This unusual memoir is subtitled: My Family’s Journey from Five Villages to Five Continents. Hajratwala’s family originated in five villages in Gujarat, a western state of India. In her great-grandparents’ and grandparents’ generations, ancestors migrated to Fiji and Africa. Her parents met in Fiji, and they in turn immigrated to the United States, with an interlude in New Zealand. Other relatives moved to Canada, Australia, Great Britain, and Hong Kong.
Hajratwala spent eight years interviewing almost 100 relatives, friends, and community members to write this book. The author is both a journalist and poet by profession, and this combination perhaps helps her breathe life into long-dead ancestors, and to weave their bits of stories into the larger historical picture.
She starts with the story of Motiram, who left his village, his wife, and his children to settle in Fiji and become a successful tailor. Connections with India were never severed, however, so money and people traveled back and forth. She continues with the story of Ganda, who as an 11-year-old boy traveled as a stowaway from India to South Africa, where he had relatives. He became a successful restaurant owner and invented a dish called “bunny chow,” which involves stuffing a small loaf of bread with curry.
I was expecting her to tell more of her own story as a lesbian South Asian woman growing up in New Zealand and Michigan. While she does touch on her story, she focuses much more on her relatives. Towards the end she tells a wrenching story of a migration that didn’t happen. Jaydeep, the son of her cousin, desperately wants to leave India and settle in the U.S. He begs Hajratwala and her family for help, and is frustrated that they are powerless to aid him in any concrete way.

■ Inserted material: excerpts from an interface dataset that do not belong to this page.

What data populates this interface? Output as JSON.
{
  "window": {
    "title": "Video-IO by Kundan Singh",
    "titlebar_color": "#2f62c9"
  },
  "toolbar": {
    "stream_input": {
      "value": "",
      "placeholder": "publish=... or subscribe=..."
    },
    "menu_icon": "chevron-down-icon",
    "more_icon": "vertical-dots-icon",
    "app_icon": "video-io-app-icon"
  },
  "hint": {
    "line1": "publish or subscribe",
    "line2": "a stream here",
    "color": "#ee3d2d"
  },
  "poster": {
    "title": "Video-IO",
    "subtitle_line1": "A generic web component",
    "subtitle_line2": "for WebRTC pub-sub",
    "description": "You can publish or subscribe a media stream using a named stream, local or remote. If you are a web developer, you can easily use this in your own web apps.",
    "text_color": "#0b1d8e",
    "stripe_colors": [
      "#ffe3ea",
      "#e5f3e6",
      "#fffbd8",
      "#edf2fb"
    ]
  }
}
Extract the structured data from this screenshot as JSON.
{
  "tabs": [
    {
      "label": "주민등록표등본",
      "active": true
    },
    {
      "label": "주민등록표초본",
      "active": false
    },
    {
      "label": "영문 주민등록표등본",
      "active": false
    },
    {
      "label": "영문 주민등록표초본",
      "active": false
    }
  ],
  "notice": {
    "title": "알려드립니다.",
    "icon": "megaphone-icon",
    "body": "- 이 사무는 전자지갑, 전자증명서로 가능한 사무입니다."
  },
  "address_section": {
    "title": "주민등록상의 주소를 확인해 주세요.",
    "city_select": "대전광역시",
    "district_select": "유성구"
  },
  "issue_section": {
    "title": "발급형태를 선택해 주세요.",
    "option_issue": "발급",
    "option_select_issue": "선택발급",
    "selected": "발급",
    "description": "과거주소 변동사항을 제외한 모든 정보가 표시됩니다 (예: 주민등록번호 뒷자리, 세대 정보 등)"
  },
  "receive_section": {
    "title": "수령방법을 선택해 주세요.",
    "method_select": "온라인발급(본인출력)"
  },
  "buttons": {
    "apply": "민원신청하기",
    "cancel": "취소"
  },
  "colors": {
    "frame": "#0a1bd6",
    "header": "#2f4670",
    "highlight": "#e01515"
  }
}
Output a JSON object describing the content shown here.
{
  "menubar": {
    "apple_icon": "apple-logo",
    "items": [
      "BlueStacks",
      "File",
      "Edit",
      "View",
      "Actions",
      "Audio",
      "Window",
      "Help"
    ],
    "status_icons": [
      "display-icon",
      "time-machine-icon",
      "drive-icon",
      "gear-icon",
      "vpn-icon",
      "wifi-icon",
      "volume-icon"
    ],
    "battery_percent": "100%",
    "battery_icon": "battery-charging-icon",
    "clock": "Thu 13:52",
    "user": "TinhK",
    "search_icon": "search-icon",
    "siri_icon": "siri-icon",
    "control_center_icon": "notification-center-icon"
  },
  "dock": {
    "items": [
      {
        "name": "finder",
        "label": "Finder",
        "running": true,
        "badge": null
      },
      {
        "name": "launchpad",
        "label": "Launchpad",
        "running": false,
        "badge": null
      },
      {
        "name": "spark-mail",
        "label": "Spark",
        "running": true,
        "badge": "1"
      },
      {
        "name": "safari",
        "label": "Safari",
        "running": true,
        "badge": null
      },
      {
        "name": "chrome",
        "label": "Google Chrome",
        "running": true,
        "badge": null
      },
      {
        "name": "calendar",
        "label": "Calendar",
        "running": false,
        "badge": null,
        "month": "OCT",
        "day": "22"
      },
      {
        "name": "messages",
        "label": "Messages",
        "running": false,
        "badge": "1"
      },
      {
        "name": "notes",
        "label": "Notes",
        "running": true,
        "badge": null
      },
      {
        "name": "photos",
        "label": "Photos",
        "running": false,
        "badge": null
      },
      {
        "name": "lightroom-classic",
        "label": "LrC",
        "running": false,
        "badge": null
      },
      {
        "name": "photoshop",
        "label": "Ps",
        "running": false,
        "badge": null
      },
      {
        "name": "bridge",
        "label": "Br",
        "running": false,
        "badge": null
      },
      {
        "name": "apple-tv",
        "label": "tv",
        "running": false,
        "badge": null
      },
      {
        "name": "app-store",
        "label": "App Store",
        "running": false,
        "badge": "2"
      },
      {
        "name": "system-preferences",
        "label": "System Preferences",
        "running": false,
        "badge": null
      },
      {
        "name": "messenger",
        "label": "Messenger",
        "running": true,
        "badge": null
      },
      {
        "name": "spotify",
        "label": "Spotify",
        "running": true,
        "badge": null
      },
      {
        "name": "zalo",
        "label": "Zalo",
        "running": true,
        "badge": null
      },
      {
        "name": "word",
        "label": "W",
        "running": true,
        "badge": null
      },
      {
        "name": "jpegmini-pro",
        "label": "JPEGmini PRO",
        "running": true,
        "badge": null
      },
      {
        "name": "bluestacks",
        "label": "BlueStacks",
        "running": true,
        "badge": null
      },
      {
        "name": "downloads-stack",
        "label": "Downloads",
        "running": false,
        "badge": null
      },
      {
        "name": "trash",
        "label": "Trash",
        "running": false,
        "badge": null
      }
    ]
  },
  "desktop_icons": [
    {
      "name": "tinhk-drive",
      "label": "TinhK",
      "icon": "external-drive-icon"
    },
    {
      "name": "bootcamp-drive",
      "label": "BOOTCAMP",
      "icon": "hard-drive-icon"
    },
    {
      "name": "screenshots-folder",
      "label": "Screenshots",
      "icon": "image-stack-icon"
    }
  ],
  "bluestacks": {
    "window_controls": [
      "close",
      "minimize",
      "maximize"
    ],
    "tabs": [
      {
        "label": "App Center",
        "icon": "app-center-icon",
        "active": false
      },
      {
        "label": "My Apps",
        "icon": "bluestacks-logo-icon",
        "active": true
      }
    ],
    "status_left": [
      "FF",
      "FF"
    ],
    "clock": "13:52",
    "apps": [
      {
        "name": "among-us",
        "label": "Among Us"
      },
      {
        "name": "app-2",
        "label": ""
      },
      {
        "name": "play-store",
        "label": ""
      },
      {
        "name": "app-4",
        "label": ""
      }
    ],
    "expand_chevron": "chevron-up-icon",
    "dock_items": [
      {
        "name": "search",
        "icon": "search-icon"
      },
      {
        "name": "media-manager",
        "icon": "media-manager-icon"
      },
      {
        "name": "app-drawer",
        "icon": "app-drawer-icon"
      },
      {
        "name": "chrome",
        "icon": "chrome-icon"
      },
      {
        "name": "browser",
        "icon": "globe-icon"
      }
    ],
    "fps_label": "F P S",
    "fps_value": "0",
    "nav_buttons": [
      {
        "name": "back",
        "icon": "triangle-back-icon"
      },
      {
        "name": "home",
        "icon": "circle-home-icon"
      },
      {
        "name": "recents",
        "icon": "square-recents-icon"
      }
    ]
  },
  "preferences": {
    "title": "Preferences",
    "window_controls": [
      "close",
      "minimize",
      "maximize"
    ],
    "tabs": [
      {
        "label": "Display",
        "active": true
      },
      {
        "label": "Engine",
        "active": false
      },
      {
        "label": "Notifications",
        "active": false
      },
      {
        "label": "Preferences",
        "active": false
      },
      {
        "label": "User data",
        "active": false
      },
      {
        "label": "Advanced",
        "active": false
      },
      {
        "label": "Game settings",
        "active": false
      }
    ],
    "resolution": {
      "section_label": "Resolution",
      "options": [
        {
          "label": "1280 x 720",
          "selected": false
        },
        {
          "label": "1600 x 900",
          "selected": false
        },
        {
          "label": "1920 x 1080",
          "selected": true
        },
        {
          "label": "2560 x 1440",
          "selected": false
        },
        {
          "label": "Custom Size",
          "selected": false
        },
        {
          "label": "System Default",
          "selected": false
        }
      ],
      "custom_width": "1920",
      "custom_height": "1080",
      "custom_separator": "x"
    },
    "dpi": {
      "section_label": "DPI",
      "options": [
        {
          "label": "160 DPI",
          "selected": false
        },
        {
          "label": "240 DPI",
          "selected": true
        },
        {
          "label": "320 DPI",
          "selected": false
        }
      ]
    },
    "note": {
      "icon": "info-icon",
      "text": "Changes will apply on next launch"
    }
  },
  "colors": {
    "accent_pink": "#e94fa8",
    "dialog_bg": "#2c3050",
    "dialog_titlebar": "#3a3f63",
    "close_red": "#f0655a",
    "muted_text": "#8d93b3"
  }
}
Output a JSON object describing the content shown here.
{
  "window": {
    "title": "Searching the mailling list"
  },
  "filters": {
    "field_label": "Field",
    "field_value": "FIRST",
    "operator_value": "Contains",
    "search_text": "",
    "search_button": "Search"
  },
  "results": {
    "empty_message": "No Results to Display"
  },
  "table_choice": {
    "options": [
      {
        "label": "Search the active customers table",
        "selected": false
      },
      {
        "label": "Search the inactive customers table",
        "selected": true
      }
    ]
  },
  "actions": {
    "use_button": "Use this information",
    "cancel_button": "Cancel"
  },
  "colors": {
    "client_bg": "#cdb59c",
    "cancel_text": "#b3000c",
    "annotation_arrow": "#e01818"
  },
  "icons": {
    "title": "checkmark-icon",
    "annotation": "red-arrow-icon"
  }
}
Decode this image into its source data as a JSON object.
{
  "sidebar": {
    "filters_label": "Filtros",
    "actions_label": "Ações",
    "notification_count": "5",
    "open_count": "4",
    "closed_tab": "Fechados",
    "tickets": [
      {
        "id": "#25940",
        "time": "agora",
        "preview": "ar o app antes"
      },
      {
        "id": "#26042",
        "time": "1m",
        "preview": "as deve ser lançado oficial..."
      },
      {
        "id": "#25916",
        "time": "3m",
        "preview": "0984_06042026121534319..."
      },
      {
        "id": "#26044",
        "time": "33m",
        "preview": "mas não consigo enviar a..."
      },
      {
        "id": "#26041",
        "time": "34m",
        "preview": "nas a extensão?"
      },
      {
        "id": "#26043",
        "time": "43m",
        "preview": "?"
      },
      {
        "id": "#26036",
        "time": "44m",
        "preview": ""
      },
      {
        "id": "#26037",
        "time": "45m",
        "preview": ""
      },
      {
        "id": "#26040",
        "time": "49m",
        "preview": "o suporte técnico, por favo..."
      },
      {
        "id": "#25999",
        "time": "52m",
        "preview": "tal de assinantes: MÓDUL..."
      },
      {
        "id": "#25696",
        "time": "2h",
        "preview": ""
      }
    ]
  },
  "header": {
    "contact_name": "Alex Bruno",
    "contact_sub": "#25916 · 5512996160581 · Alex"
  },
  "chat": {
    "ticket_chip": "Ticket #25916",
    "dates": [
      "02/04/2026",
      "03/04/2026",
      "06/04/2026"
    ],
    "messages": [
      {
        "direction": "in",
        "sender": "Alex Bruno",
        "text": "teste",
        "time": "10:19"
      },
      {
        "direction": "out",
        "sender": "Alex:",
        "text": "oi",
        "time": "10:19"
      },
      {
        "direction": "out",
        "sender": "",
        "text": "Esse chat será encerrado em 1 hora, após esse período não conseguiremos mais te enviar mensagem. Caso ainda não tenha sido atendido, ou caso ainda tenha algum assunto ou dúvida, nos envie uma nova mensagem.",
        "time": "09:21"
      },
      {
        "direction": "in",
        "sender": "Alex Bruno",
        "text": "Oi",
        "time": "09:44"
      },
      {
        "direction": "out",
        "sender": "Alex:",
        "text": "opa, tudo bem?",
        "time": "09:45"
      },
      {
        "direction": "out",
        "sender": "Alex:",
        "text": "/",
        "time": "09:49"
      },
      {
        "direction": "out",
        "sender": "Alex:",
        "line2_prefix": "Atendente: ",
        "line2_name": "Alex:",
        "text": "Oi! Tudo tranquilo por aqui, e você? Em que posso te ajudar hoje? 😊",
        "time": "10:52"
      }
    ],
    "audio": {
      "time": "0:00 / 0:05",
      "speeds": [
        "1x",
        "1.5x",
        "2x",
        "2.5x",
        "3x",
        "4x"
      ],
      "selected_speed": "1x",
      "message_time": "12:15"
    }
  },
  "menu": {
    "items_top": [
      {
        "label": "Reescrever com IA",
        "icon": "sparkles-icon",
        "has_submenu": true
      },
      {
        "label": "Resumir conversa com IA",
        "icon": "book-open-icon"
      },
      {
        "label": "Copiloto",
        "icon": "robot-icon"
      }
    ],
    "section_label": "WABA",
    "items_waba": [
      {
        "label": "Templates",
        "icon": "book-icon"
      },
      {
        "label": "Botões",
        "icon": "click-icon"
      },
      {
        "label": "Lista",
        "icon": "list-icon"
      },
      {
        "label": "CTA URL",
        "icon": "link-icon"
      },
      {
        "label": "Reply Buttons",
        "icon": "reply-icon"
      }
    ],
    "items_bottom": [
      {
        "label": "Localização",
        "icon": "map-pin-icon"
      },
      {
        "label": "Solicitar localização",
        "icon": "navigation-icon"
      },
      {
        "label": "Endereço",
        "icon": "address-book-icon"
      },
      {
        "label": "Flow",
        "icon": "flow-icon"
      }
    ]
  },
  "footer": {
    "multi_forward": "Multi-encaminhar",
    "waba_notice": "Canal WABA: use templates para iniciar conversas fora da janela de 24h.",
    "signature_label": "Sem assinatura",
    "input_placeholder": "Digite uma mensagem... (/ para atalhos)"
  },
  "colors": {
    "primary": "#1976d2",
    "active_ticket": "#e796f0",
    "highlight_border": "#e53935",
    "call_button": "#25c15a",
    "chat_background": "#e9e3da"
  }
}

Although this memoir is about one woman’s family, it is in fact in some ways the story of all of us. This particular family’s story illustrates the fact that migration is part of humanity.